— Records excerpted from a collection —
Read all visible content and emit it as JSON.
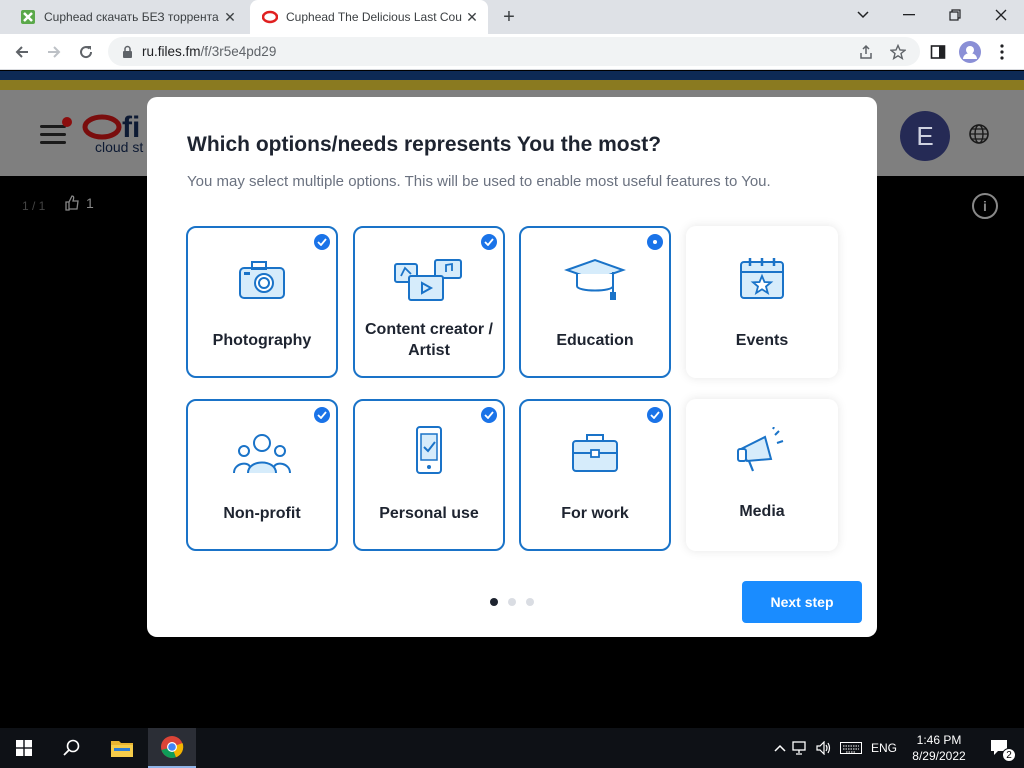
{
  "browser": {
    "tabs": [
      {
        "title": "Cuphead скачать БЕЗ торрента",
        "active": false
      },
      {
        "title": "Cuphead The Delicious Last Cour",
        "active": true
      }
    ],
    "url_host": "ru.files.fm",
    "url_path": "/f/3r5e4pd29"
  },
  "site": {
    "logo_text": "fi",
    "logo_sub": "cloud st",
    "avatar_letter": "E",
    "counter": "1 / 1",
    "likes": "1"
  },
  "modal": {
    "title": "Which options/needs represents You the most?",
    "subtitle": "You may select multiple options. This will be used to enable most useful features to You.",
    "options": [
      {
        "label": "Photography",
        "selected": true,
        "icon": "camera-icon"
      },
      {
        "label": "Content creator / Artist",
        "selected": true,
        "icon": "media-files-icon"
      },
      {
        "label": "Education",
        "selected": true,
        "icon": "graduation-cap-icon"
      },
      {
        "label": "Events",
        "selected": false,
        "icon": "calendar-star-icon"
      },
      {
        "label": "Non-profit",
        "selected": true,
        "icon": "people-group-icon"
      },
      {
        "label": "Personal use",
        "selected": true,
        "icon": "smartphone-check-icon"
      },
      {
        "label": "For work",
        "selected": true,
        "icon": "briefcase-icon"
      },
      {
        "label": "Media",
        "selected": false,
        "icon": "megaphone-icon"
      }
    ],
    "next_label": "Next step",
    "step_dots": 3,
    "current_step": 1
  },
  "taskbar": {
    "language": "ENG",
    "time": "1:46 PM",
    "date": "8/29/2022",
    "notifications": "2"
  },
  "colors": {
    "accent": "#1a8cff",
    "selected_border": "#1a73c8",
    "icon_blue": "#1a73c8"
  }
}
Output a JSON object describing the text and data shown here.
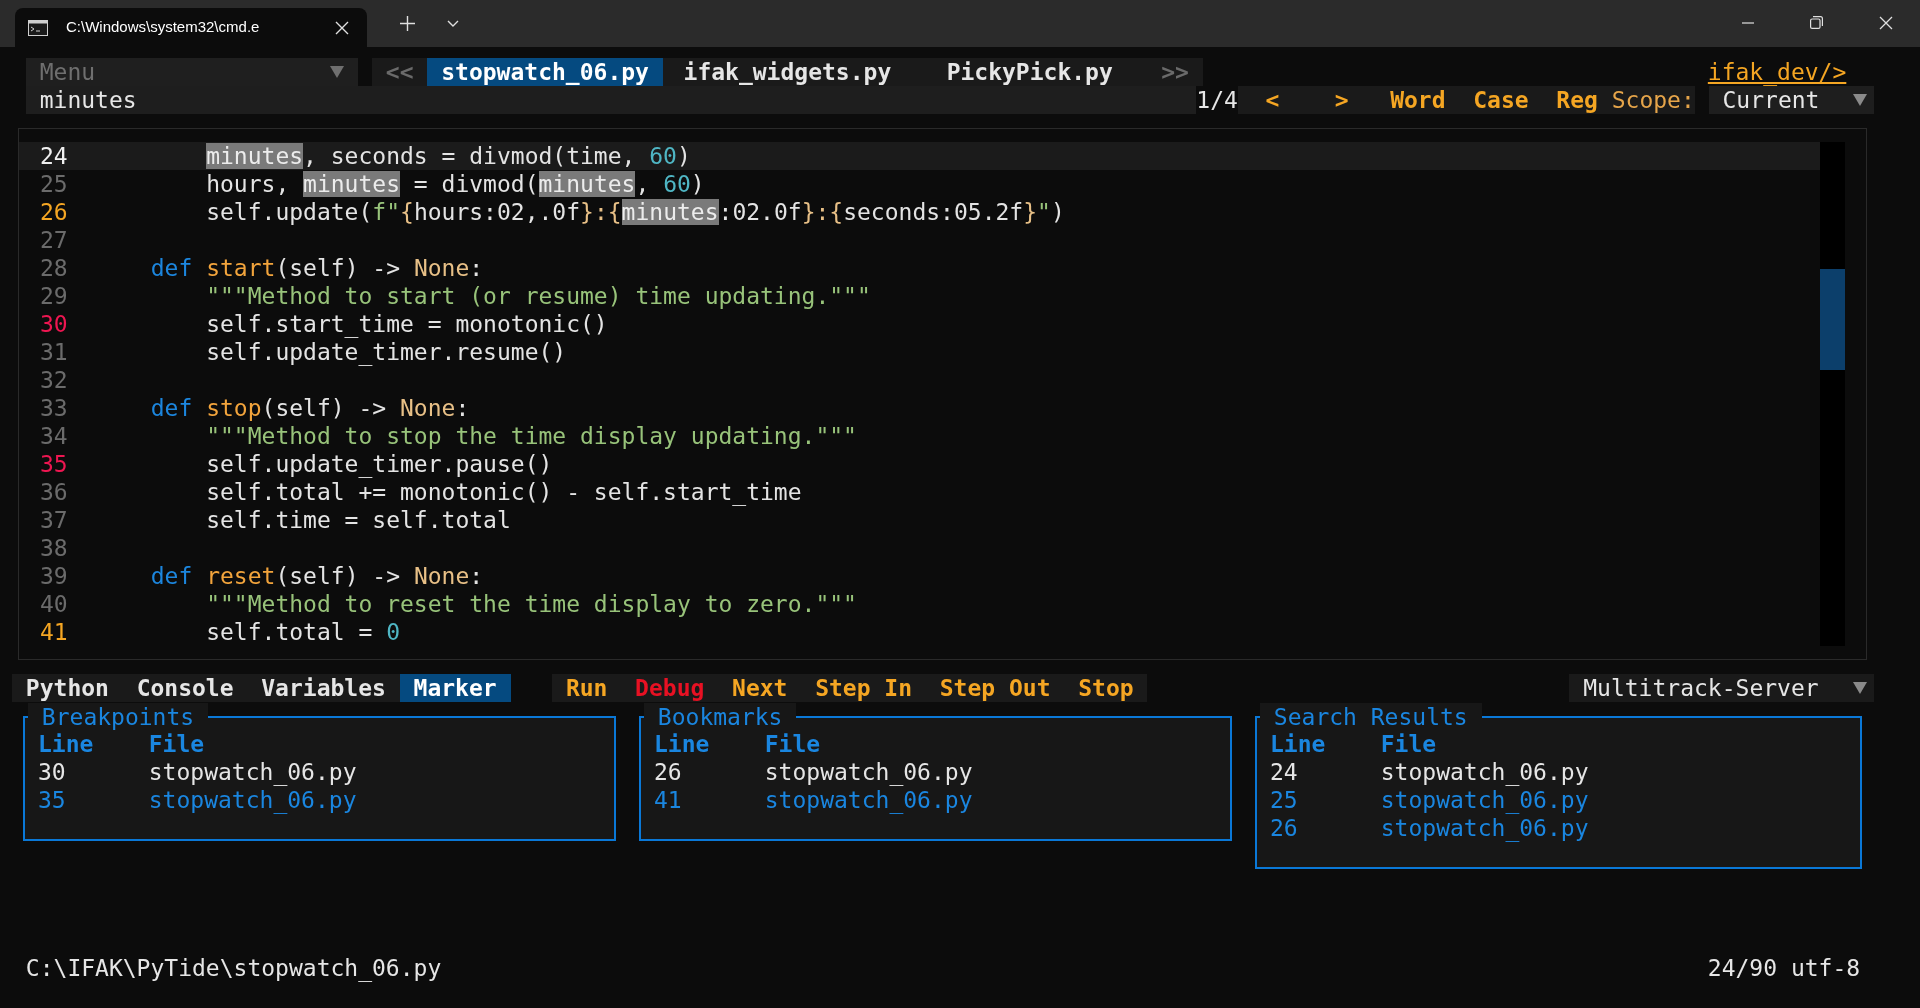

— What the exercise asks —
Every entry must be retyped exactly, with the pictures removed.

— Response —
Read all visible content and emit it as JSON.
{
  "browser": {
    "tabs": [
      {
        "title": "Cuphead скачать БЕЗ торрента",
        "active": false
      },
      {
        "title": "Cuphead The Delicious Last Cour",
        "active": true
      }
    ],
    "url_host": "ru.files.fm",
    "url_path": "/f/3r5e4pd29"
  },
  "site": {
    "logo_text": "fi",
    "logo_sub": "cloud st",
    "avatar_letter": "E",
    "counter": "1 / 1",
    "likes": "1"
  },
  "modal": {
    "title": "Which options/needs represents You the most?",
    "subtitle": "You may select multiple options. This will be used to enable most useful features to You.",
    "options": [
      {
        "label": "Photography",
        "selected": true,
        "icon": "camera-icon"
      },
      {
        "label": "Content creator / Artist",
        "selected": true,
        "icon": "media-files-icon"
      },
      {
        "label": "Education",
        "selected": true,
        "icon": "graduation-cap-icon"
      },
      {
        "label": "Events",
        "selected": false,
        "icon": "calendar-star-icon"
      },
      {
        "label": "Non-profit",
        "selected": true,
        "icon": "people-group-icon"
      },
      {
        "label": "Personal use",
        "selected": true,
        "icon": "smartphone-check-icon"
      },
      {
        "label": "For work",
        "selected": true,
        "icon": "briefcase-icon"
      },
      {
        "label": "Media",
        "selected": false,
        "icon": "megaphone-icon"
      }
    ],
    "next_label": "Next step",
    "step_dots": 3,
    "current_step": 1
  },
  "taskbar": {
    "language": "ENG",
    "time": "1:46 PM",
    "date": "8/29/2022",
    "notifications": "2"
  },
  "colors": {
    "accent": "#1a8cff",
    "selected_border": "#1a73c8",
    "icon_blue": "#1a73c8"
  }
}
Output a JSON object describing the text and data shown here.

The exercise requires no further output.